### Your goal
What lines of the data hold the string "true"? Copy them all.

***** Excerpted data *****

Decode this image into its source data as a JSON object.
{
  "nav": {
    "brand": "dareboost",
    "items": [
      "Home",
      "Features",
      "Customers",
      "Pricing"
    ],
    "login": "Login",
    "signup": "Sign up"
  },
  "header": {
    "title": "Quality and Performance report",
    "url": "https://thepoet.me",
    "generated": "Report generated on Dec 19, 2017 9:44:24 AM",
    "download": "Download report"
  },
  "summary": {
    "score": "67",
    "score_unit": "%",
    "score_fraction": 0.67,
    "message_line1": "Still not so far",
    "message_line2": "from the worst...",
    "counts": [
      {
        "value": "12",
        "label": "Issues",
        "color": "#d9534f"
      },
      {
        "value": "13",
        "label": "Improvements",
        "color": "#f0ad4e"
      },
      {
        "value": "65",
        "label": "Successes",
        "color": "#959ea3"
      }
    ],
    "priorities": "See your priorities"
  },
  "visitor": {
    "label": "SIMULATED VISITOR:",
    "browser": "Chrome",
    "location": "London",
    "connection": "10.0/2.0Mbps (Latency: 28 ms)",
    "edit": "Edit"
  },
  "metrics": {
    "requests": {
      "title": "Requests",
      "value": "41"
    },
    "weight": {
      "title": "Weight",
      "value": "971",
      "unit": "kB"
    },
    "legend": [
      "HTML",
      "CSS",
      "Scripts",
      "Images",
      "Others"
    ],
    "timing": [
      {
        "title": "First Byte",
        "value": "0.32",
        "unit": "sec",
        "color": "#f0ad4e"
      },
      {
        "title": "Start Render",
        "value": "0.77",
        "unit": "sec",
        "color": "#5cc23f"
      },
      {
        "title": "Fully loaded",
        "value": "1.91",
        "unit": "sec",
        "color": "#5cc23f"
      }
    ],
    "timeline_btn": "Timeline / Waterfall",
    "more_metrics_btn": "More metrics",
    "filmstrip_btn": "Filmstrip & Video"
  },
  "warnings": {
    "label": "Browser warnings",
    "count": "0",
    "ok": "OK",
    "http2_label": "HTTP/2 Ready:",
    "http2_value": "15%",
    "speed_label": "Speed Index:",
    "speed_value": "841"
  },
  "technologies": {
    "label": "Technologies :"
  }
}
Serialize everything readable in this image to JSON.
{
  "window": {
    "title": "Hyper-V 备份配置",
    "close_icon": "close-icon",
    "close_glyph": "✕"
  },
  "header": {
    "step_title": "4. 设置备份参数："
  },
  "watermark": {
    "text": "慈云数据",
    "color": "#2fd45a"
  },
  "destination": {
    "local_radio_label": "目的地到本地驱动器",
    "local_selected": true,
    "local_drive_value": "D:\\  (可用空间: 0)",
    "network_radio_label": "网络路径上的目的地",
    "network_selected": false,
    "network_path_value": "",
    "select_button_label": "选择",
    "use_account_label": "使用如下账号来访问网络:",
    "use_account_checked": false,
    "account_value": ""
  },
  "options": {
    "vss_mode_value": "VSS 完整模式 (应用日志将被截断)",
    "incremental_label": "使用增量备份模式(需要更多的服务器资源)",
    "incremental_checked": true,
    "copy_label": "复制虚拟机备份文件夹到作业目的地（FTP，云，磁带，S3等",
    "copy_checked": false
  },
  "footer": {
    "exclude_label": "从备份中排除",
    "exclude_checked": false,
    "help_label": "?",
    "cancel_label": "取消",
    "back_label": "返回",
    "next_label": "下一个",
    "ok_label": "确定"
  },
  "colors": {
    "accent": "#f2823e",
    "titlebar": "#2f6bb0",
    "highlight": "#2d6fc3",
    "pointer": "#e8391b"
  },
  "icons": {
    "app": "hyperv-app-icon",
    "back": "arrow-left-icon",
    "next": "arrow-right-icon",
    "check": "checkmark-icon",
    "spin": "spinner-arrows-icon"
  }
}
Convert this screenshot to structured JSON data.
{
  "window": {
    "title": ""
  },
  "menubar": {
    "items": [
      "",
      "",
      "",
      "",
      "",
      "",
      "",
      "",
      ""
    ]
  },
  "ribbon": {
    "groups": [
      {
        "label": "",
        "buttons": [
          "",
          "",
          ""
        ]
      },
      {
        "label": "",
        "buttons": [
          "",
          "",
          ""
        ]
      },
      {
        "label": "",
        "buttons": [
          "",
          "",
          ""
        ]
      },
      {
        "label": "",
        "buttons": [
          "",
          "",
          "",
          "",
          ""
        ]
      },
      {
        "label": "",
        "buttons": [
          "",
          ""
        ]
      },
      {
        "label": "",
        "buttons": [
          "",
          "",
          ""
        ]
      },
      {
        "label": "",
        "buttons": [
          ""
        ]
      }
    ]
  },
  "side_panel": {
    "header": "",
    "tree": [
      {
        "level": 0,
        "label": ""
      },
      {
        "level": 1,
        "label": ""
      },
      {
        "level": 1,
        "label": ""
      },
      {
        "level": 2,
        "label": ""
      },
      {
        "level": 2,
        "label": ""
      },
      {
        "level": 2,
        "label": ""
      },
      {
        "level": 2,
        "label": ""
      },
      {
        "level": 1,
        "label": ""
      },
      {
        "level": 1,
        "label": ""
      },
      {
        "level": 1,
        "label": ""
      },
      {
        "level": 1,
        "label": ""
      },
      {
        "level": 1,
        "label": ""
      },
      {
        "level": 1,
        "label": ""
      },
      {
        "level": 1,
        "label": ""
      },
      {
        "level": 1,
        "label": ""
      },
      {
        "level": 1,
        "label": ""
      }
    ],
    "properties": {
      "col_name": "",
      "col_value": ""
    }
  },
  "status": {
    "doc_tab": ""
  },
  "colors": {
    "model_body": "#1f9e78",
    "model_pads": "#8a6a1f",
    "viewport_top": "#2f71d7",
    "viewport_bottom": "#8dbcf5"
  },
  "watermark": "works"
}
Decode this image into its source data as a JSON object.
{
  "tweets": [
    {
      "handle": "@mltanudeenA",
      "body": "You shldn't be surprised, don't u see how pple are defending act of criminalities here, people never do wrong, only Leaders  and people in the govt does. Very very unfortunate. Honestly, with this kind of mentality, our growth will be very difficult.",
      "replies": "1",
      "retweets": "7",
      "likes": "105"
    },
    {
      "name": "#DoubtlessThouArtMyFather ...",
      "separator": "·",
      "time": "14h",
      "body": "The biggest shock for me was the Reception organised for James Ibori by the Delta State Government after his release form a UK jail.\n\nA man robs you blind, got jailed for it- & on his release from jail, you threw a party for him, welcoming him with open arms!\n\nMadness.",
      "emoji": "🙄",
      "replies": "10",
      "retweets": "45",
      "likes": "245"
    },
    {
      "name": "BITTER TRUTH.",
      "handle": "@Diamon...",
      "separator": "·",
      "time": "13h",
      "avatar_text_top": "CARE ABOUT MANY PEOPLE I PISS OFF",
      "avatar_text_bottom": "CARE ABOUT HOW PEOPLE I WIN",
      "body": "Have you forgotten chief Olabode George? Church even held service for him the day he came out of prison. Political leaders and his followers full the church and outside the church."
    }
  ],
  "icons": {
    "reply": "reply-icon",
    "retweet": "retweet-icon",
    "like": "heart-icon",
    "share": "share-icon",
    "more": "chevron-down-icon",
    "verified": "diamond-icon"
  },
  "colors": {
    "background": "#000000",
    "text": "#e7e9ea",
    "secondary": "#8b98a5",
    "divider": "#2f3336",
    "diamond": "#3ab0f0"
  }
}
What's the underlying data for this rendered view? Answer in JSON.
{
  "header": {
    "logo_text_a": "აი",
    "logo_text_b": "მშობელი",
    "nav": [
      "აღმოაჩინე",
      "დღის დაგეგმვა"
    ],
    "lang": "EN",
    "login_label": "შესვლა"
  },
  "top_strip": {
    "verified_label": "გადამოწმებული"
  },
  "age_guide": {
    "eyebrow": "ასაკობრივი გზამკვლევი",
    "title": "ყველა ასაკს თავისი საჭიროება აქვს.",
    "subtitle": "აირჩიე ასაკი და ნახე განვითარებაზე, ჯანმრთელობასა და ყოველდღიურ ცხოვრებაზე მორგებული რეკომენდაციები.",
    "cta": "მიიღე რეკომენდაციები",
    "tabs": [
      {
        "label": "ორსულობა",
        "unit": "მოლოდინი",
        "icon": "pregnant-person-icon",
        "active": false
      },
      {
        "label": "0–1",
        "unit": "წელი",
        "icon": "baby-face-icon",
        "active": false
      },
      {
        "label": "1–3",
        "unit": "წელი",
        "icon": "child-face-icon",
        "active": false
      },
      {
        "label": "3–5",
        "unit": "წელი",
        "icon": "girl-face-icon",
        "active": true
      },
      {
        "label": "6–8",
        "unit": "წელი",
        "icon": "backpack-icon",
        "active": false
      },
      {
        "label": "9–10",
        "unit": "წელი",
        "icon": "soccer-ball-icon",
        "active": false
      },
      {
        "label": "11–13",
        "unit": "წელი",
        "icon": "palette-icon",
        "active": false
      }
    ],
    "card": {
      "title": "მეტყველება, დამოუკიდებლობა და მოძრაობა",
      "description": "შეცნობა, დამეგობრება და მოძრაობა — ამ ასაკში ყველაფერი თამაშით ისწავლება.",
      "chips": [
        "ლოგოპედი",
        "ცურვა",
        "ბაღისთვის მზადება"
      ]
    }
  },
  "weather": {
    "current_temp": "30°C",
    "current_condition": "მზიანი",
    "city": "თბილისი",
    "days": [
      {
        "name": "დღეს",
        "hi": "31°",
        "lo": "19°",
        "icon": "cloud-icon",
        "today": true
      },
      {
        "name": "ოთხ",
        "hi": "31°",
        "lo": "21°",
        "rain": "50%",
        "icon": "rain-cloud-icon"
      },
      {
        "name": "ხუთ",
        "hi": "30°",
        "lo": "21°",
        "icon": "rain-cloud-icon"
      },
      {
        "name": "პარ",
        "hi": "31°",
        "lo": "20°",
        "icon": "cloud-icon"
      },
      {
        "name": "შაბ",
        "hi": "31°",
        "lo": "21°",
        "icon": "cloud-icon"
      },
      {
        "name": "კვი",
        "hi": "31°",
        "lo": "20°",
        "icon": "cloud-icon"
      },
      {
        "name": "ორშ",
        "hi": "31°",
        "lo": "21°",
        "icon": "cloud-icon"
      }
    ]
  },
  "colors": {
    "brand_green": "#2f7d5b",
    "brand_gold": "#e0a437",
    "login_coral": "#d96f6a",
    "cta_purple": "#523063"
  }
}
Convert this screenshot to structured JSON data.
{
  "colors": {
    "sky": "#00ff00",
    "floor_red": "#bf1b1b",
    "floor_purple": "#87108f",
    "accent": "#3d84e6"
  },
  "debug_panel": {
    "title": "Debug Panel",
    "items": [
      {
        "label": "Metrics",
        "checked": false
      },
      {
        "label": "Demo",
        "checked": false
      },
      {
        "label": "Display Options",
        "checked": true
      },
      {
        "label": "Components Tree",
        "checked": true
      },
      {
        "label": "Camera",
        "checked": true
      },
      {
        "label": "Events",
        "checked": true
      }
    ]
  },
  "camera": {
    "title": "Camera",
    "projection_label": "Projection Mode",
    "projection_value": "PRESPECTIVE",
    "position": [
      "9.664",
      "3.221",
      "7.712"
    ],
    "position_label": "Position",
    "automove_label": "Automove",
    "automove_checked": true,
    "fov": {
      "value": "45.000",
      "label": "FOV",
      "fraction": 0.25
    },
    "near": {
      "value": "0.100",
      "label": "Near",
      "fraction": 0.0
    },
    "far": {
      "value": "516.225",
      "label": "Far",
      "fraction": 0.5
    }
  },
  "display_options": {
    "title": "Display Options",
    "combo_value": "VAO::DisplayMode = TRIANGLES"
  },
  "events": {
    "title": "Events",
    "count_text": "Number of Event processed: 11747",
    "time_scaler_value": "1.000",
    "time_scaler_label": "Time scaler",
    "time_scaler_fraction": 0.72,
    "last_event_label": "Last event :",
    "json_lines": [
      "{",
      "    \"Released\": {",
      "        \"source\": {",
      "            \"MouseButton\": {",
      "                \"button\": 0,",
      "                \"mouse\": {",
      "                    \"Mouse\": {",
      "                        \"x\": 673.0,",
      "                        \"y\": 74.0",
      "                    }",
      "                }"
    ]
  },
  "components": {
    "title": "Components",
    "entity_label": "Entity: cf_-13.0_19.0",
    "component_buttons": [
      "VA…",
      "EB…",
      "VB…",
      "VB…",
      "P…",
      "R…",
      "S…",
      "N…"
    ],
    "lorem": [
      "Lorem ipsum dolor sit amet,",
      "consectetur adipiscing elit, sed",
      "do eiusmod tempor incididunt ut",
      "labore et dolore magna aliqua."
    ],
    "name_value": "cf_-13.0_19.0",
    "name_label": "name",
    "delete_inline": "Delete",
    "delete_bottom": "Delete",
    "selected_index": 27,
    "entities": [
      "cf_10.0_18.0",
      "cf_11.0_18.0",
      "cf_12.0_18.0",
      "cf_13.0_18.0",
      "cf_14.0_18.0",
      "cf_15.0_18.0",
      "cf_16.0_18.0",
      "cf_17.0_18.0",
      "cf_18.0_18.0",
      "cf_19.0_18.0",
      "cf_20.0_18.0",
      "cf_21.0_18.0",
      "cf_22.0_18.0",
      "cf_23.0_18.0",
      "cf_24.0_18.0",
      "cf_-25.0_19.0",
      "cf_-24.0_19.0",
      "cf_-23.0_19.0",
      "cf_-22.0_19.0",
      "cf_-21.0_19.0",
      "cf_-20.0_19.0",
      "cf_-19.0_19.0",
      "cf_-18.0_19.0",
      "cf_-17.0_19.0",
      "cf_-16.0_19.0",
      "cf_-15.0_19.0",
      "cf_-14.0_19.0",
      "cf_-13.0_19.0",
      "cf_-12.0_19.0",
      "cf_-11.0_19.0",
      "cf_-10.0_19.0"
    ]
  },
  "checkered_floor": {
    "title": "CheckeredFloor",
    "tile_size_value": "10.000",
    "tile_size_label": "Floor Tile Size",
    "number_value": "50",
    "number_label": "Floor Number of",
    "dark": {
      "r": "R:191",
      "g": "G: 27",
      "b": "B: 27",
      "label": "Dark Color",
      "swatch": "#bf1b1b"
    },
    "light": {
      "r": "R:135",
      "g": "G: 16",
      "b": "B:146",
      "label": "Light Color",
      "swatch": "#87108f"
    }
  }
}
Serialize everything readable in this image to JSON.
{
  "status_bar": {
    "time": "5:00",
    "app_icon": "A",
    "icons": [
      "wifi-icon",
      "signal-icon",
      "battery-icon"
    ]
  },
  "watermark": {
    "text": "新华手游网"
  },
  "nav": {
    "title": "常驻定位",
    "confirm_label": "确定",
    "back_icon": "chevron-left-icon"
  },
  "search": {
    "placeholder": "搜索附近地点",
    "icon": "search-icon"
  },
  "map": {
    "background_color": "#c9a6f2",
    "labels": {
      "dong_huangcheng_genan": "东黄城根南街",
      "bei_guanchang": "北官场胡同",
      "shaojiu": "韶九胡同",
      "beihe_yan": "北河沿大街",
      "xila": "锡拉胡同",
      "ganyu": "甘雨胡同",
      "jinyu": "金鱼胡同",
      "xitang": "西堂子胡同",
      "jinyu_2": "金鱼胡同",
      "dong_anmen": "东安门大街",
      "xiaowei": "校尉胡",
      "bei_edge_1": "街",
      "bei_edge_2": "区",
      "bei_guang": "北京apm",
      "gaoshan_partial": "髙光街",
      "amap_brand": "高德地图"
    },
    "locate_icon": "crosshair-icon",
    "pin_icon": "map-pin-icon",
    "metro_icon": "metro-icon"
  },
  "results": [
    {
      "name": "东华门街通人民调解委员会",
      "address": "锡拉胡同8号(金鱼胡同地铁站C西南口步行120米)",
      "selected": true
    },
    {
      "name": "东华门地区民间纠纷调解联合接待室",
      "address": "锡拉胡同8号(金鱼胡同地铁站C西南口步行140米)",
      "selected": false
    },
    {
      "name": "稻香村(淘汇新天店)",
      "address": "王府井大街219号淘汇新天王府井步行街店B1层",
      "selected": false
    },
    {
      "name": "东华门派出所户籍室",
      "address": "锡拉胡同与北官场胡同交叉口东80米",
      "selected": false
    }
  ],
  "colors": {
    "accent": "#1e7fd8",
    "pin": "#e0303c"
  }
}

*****

### Response area
    "local_selected": true,
    "incremental_checked": true,
        "active": true
        "today": true
        "checked": true
        "checked": true
        "checked": true
        "checked": true
    "automove_checked": true,
      "selected": true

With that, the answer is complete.